Cover versions[edit]

The song has been covered by:

Chart positions[edit]

Chart (1995) Peak
position
Canadian RPM Singles Chart[10] 9
Polish Singles Chart[11] 18
US Billboard Hot 100 Airplay[12] 13
US Mainstream Rock Tracks[13] 1
US Modern Rock Tracks[13] 2
US Top 40 Mainstream[14] 13
Preceded by
"You Don't Know How It Feels" by Tom Petty
Billboard Mainstream Rock Tracks number-one single
January 7 – 20, 1995
February 11 – March 24, 1995
Succeeded by
"Don't Tell Me (What Love Can Do)" by Van Halen

References[edit]

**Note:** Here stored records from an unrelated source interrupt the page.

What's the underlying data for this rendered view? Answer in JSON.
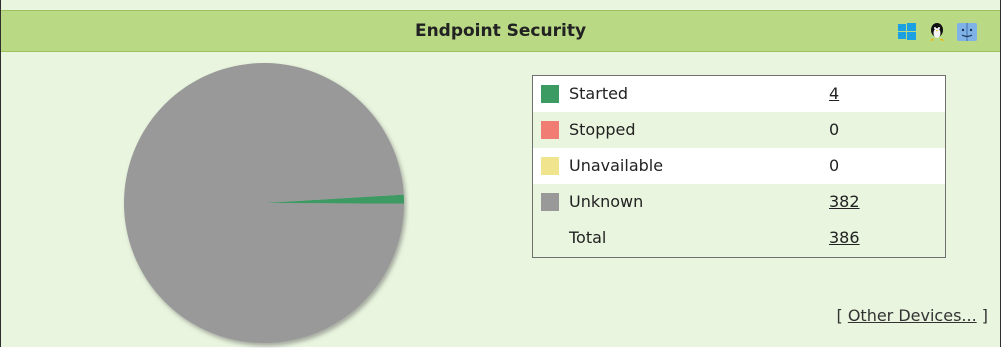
{
  "header": {
    "title": "Endpoint Security",
    "os_icons": [
      "windows-icon",
      "linux-icon",
      "mac-icon"
    ]
  },
  "legend": {
    "rows": [
      {
        "label": "Started",
        "value": "4",
        "color": "#3c9a63",
        "link": true
      },
      {
        "label": "Stopped",
        "value": "0",
        "color": "#f07c74",
        "link": false
      },
      {
        "label": "Unavailable",
        "value": "0",
        "color": "#f0e48e",
        "link": false
      },
      {
        "label": "Unknown",
        "value": "382",
        "color": "#999999",
        "link": true
      }
    ],
    "total": {
      "label": "Total",
      "value": "386",
      "link": true
    }
  },
  "other_devices": {
    "open": "[",
    "link": "Other Devices...",
    "close": "]"
  },
  "chart_data": {
    "type": "pie",
    "slices": [
      {
        "label": "Started",
        "value": 4,
        "color": "#3c9a63"
      },
      {
        "label": "Stopped",
        "value": 0,
        "color": "#f07c74"
      },
      {
        "label": "Unavailable",
        "value": 0,
        "color": "#f0e48e"
      },
      {
        "label": "Unknown",
        "value": 382,
        "color": "#999999"
      }
    ],
    "total": 386
  }
}
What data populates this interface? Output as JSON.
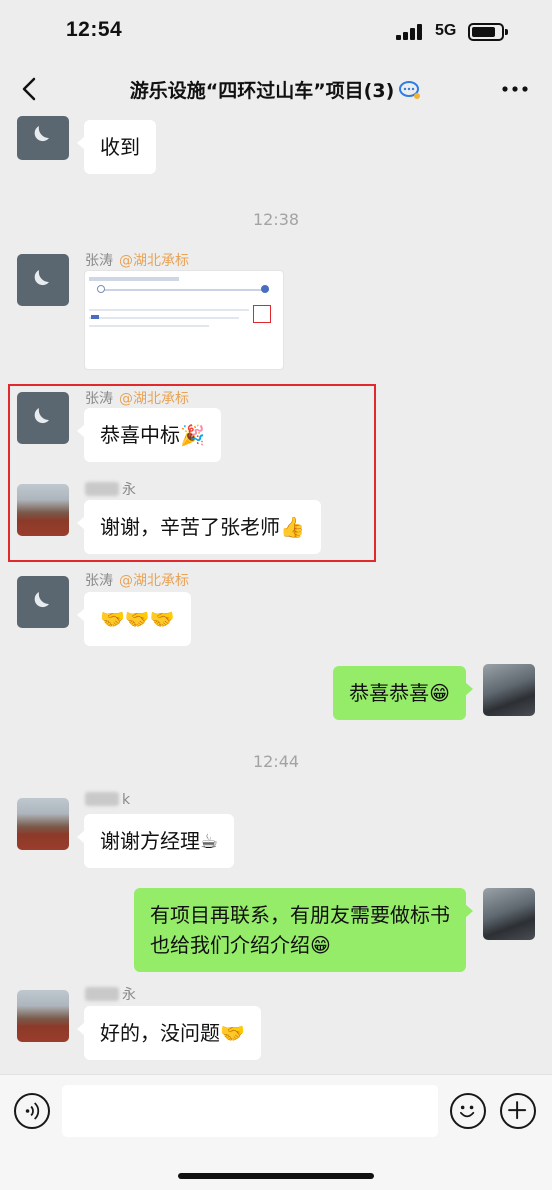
{
  "status_bar": {
    "time": "12:54",
    "network": "5G"
  },
  "nav": {
    "title": "游乐设施“四环过山车”项目(3)"
  },
  "timestamps": [
    "12:38",
    "12:44"
  ],
  "messages": [
    {
      "text": "收到"
    },
    {
      "sender": "张涛",
      "tag": "@湖北承标"
    },
    {
      "sender": "张涛",
      "tag": "@湖北承标",
      "text": "恭喜中标🎉"
    },
    {
      "sender": "永",
      "text": "谢谢，辛苦了张老师👍"
    },
    {
      "sender": "张涛",
      "tag": "@湖北承标",
      "text": "🤝🤝🤝"
    },
    {
      "text": "恭喜恭喜😁"
    },
    {
      "sender": "k",
      "text": "谢谢方经理☕"
    },
    {
      "line1": "有项目再联系，有朋友需要做标书",
      "line2": "也给我们介绍介绍😁"
    },
    {
      "sender": "永",
      "text": "好的，没问题🤝"
    }
  ],
  "icons": {
    "back": "back-arrow-icon",
    "more": "more-dots-icon",
    "voice": "voice-icon",
    "emoji": "emoji-icon",
    "plus": "plus-icon"
  },
  "colors": {
    "background": "#ededed",
    "bubble_self": "#95ec69",
    "tag": "#e8a356",
    "highlight": "#e0282d"
  }
}
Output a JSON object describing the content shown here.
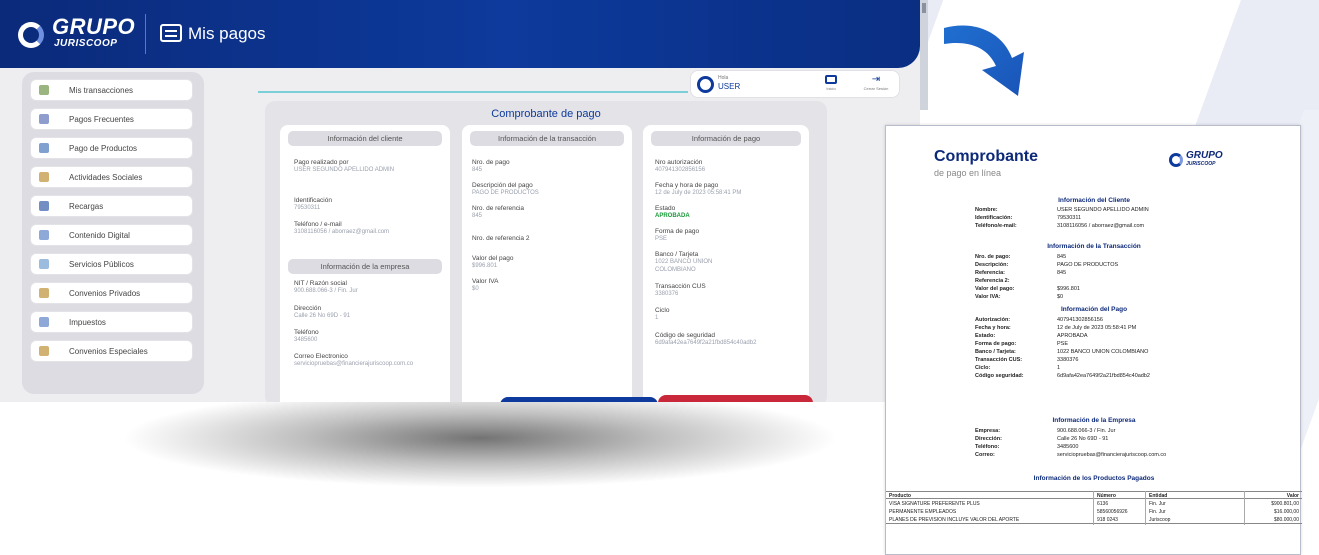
{
  "app": {
    "brand": "GRUPO",
    "brand_sub": "JURISCOOP",
    "title": "Mis pagos"
  },
  "sidebar": {
    "items": [
      {
        "label": "Mis transacciones",
        "color": "#8aa86a"
      },
      {
        "label": "Pagos Frecuentes",
        "color": "#7a8cc4"
      },
      {
        "label": "Pago de Productos",
        "color": "#6a8fc8"
      },
      {
        "label": "Actividades Sociales",
        "color": "#c9a45a"
      },
      {
        "label": "Recargas",
        "color": "#5a7ab8"
      },
      {
        "label": "Contenido Digital",
        "color": "#7a9ad0"
      },
      {
        "label": "Servicios Públicos",
        "color": "#8ab0d8"
      },
      {
        "label": "Convenios Privados",
        "color": "#c9a45a"
      },
      {
        "label": "Impuestos",
        "color": "#7a9ad0"
      },
      {
        "label": "Convenios Especiales",
        "color": "#c9a45a"
      }
    ]
  },
  "user": {
    "greeting": "Hola",
    "name": "USER",
    "btn_inicio": "Inicio",
    "btn_salir": "Cerrar Sesión"
  },
  "receipt": {
    "title": "Comprobante de pago",
    "client": {
      "header": "Información del cliente",
      "fields": [
        {
          "label": "Pago realizado por",
          "value": "USER SEGUNDO APELLIDO ADMIN"
        },
        {
          "label": "Identificación",
          "value": "79530311"
        },
        {
          "label": "Teléfono / e-mail",
          "value": "3108116056 / aborraez@gmail.com"
        }
      ]
    },
    "company": {
      "header": "Información de la empresa",
      "fields": [
        {
          "label": "NIT / Razón social",
          "value": "900.688.066-3 / Fin. Jur"
        },
        {
          "label": "Dirección",
          "value": "Calle 26 No 69D - 91"
        },
        {
          "label": "Teléfono",
          "value": "3485600"
        },
        {
          "label": "Correo Electronico",
          "value": "serviciopruebas@financierajuriscoop.com.co"
        }
      ]
    },
    "transaction": {
      "header": "Información de la transacción",
      "fields": [
        {
          "label": "Nro. de pago",
          "value": "845"
        },
        {
          "label": "Descripción del pago",
          "value": "PAGO DE PRODUCTOS"
        },
        {
          "label": "Nro. de referencia",
          "value": "845"
        },
        {
          "label": "Nro. de referencia 2",
          "value": ""
        },
        {
          "label": "Valor del pago",
          "value": "$996.801"
        },
        {
          "label": "Valor IVA",
          "value": "$0"
        }
      ]
    },
    "payment": {
      "header": "Información de pago",
      "fields": [
        {
          "label": "Nro autorización",
          "value": "407941302856156"
        },
        {
          "label": "Fecha y hora de pago",
          "value": "12 de July de 2023 05:58:41 PM"
        },
        {
          "label": "Estado",
          "value": "APROBADA"
        },
        {
          "label": "Forma de pago",
          "value": "PSE"
        },
        {
          "label": "Banco / Tarjeta",
          "value": "1022 BANCO UNION COLOMBIANO"
        },
        {
          "label": "Transacción CUS",
          "value": "3380376"
        },
        {
          "label": "Ciclo",
          "value": "1"
        },
        {
          "label": "Código de seguridad",
          "value": "6d9afa42ea7649f2a21fbd854c40adb2"
        }
      ]
    }
  },
  "pdf": {
    "title": "Comprobante",
    "subtitle": "de pago en línea",
    "logo": "GRUPO",
    "logo_sub": "JURISCOOP",
    "client_section": "Información del Cliente",
    "client": [
      {
        "k": "Nombre:",
        "v": "USER SEGUNDO APELLIDO ADMIN"
      },
      {
        "k": "Identificación:",
        "v": "79530311"
      },
      {
        "k": "Teléfono/e-mail:",
        "v": "3108116056 / aborraez@gmail.com"
      }
    ],
    "transaction_section": "Información de la Transacción",
    "transaction": [
      {
        "k": "Nro. de pago:",
        "v": "845"
      },
      {
        "k": "Descripción:",
        "v": "PAGO DE PRODUCTOS"
      },
      {
        "k": "Referencia:",
        "v": "845"
      },
      {
        "k": "Referencia 2:",
        "v": ""
      },
      {
        "k": "Valor del pago:",
        "v": "$996.801"
      },
      {
        "k": "Valor IVA:",
        "v": "$0"
      }
    ],
    "payment_section": "Información del Pago",
    "payment": [
      {
        "k": "Autorización:",
        "v": "407941302856156"
      },
      {
        "k": "Fecha y hora:",
        "v": "12 de July de 2023 05:58:41 PM"
      },
      {
        "k": "Estado:",
        "v": "APROBADA"
      },
      {
        "k": "Forma de pago:",
        "v": "PSE"
      },
      {
        "k": "Banco / Tarjeta:",
        "v": "1022 BANCO UNION COLOMBIANO"
      },
      {
        "k": "Transacción CUS:",
        "v": "3380376"
      },
      {
        "k": "Ciclo:",
        "v": "1"
      },
      {
        "k": "Código seguridad:",
        "v": "6d9afa42ea7649f2a21fbd854c40adb2"
      }
    ],
    "company_section": "Información de la Empresa",
    "company": [
      {
        "k": "Empresa:",
        "v": "900.688.066-3 / Fin. Jur"
      },
      {
        "k": "Dirección:",
        "v": "Calle 26 No 69D - 91"
      },
      {
        "k": "Teléfono:",
        "v": "3485600"
      },
      {
        "k": "Correo:",
        "v": "serviciopruebas@financierajuriscoop.com.co"
      }
    ],
    "products_section": "Información de los Productos Pagados",
    "products_headers": [
      "Producto",
      "Número",
      "Entidad",
      "Valor"
    ],
    "products": [
      [
        "VISA SIGNATURE PREFERENTE PLUS",
        "6136",
        "Fin. Jur",
        "$900.801,00"
      ],
      [
        "PERMANENTE EMPLEADOS",
        "58560056926",
        "Fin. Jur",
        "$16.000,00"
      ],
      [
        "PLANES DE PREVISION INCLUYE VALOR DEL APORTE",
        "918 0243",
        "Juriscoop",
        "$80.000,00"
      ]
    ]
  }
}
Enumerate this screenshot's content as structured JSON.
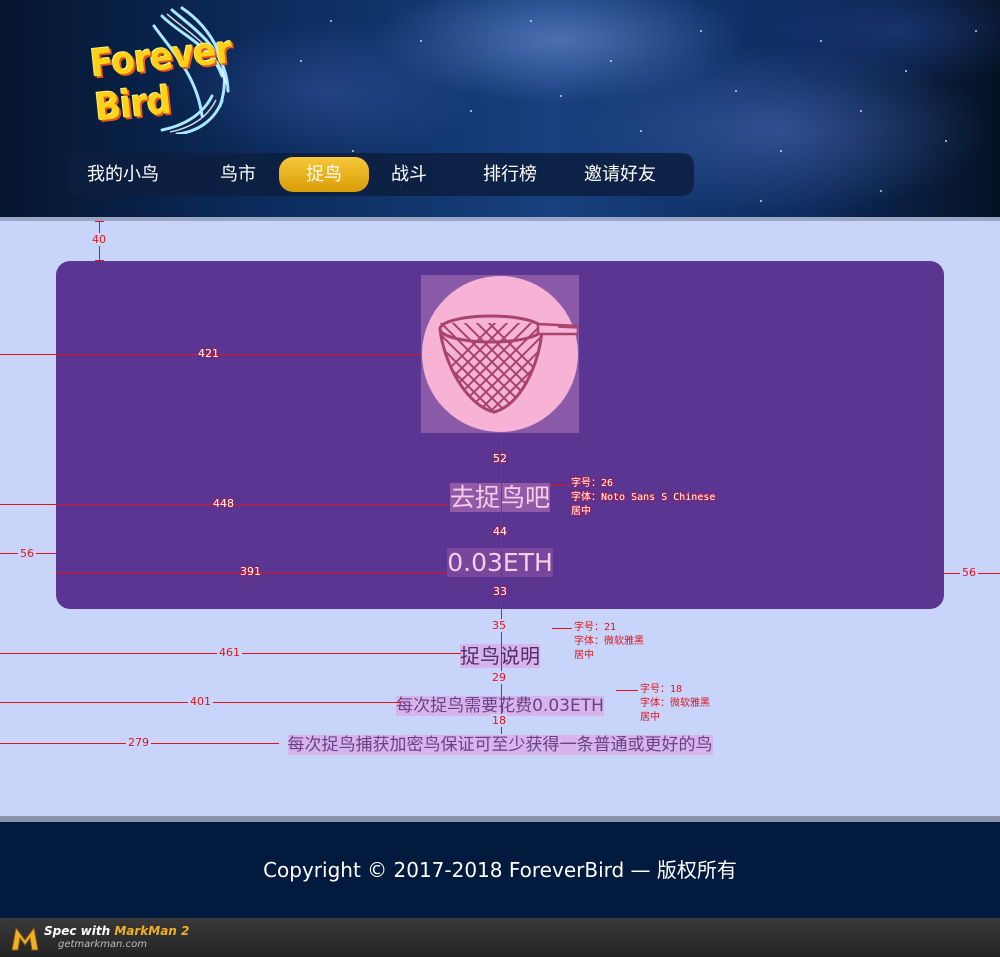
{
  "brand": {
    "logo_text": "Forever Bird"
  },
  "nav": {
    "items": [
      {
        "label": "我的小鸟"
      },
      {
        "label": "鸟市"
      },
      {
        "label": "捉鸟"
      },
      {
        "label": "战斗"
      },
      {
        "label": "排行榜"
      },
      {
        "label": "邀请好友"
      }
    ],
    "active_index": 2
  },
  "catch_card": {
    "icon": "butterfly-net-icon",
    "title": "去捉鸟吧",
    "price": "0.03ETH"
  },
  "description": {
    "title": "捉鸟说明",
    "lines": [
      "每次捉鸟需要花费0.03ETH",
      "每次捉鸟捕获加密鸟保证可至少获得一条普通或更好的鸟"
    ]
  },
  "spec": {
    "measures": {
      "top_gap": "40",
      "icon_left": "421",
      "icon_to_title": "52",
      "title_left": "448",
      "title_to_price": "44",
      "card_left": "56",
      "price_left": "391",
      "price_to_bottom": "33",
      "card_right": "56",
      "card_to_desc": "35",
      "desc_title_left": "461",
      "desc_title_to_line1": "29",
      "line1_left": "401",
      "line1_to_line2": "18",
      "line2_left": "279"
    },
    "notes": {
      "title": [
        "字号：26",
        "字体：Noto Sans S Chinese",
        "居中"
      ],
      "desc_title": [
        "字号：21",
        "字体：微软雅黑",
        "居中"
      ],
      "desc_line": [
        "字号：18",
        "字体：微软雅黑",
        "居中"
      ]
    }
  },
  "footer": {
    "copyright": "Copyright © 2017-2018 ForeverBird — 版权所有"
  },
  "markman": {
    "spec_with": "Spec with",
    "product": "MarkMan 2",
    "url": "getmarkman.com"
  },
  "colors": {
    "card": "#5a3591",
    "page_bg": "#c8d4fa",
    "nav_active": "#e6ad12",
    "footer_bg": "#021a3d",
    "measure": "#e0141e"
  }
}
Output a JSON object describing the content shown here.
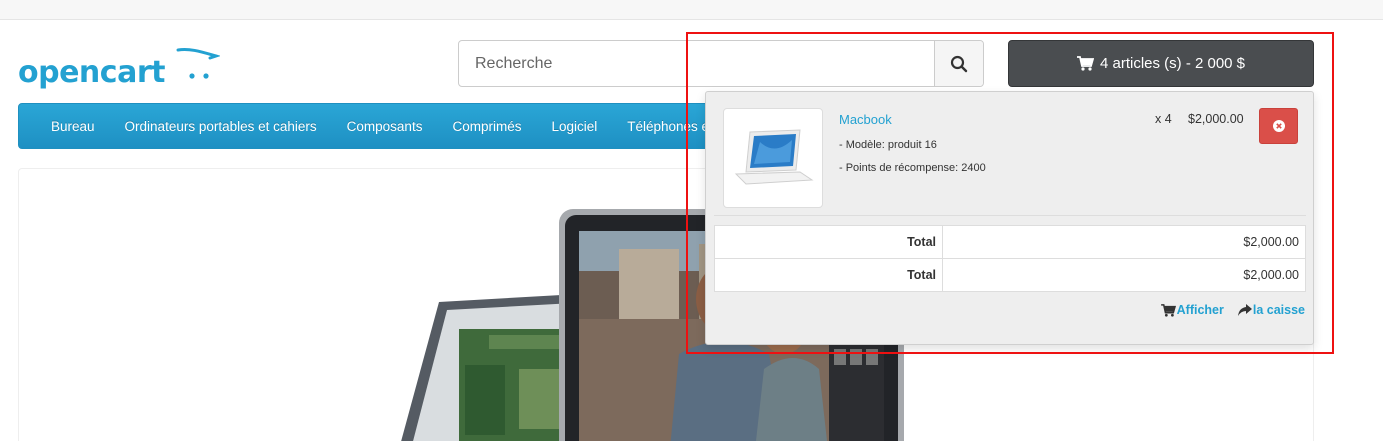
{
  "header": {
    "logo_text": "opencart",
    "search": {
      "placeholder": "Recherche",
      "value": ""
    },
    "cart_button_label": "4 articles (s) - 2 000 $"
  },
  "nav": {
    "items": [
      {
        "label": "Bureau"
      },
      {
        "label": "Ordinateurs portables et cahiers"
      },
      {
        "label": "Composants"
      },
      {
        "label": "Comprimés"
      },
      {
        "label": "Logiciel"
      },
      {
        "label": "Téléphones et P"
      }
    ]
  },
  "cart_dropdown": {
    "product": {
      "name": "Macbook",
      "options": [
        "- Modèle: produit 16",
        "- Points de récompense: 2400"
      ],
      "quantity": "x 4",
      "price": "$2,000.00"
    },
    "totals": [
      {
        "label": "Total",
        "value": "$2,000.00"
      },
      {
        "label": "Total",
        "value": "$2,000.00"
      }
    ],
    "links": {
      "view": "Afficher",
      "checkout": "la caisse"
    }
  },
  "colors": {
    "brand": "#23a1d1",
    "cart_button": "#4a4d50",
    "remove_button": "#da4f49",
    "highlight": "#ee1111"
  },
  "icons": [
    "search-icon",
    "cart-icon",
    "remove-icon",
    "share-icon"
  ]
}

  1. ^ Marks, Craig. "Let's Get Lost". Spin. December 1994.
  2. ^ Hilburn, Robert. "Working Their Way Out of a Jam". Los Angeles Times. December 22, 1996.
  3. ^ Weisbard, Eric, et al. "Ten Past Ten". Spin. August 2001.
  4. ^ Weisel, Al. Vitalogy review. Rolling Stone. December 15, 1994. Retrieved on March 1, 2008.
  5. ^ "Pearl Jam: Timeline". Pearljam.com. Archived from the original on 2008-01-09. Retrieved 2007-06-27. 
  6. ^ True, Chris. "Better Man > Review". Allmusic. Retrieved on May 16, 2008.
  7. ^ Cohen, Jonathan. "Pearl Jam Tells Its 'Story' At VH1 Taping". Billboard. June 2, 2006.
  8. ^ "Pearl Jam Songs: "Better Man"". pearljam.com.
  9. ^ "Pearl Jam Concert Chronology: 2006". TwoFeetThick.com.
  10. ^ "Top Singles - Volume 61, No. 5, March 06 1995". RPM. Retrieved 2008-03-07. 
  11. ^ "Polish Singles Chart |". 
  12. ^ "Billboard.com / Pearl Jam / Longplay". Billboard. Retrieved 2008-02-19. [dead link]
  13. ^ a b "Pearl Jam Artist Chart History". Billboard. Retrieved 2007-04-28. 
  14. ^ "Pearl Jam – Billboard Singles". Allmusic. Retrieved 2007-06-11. 

External links[edit]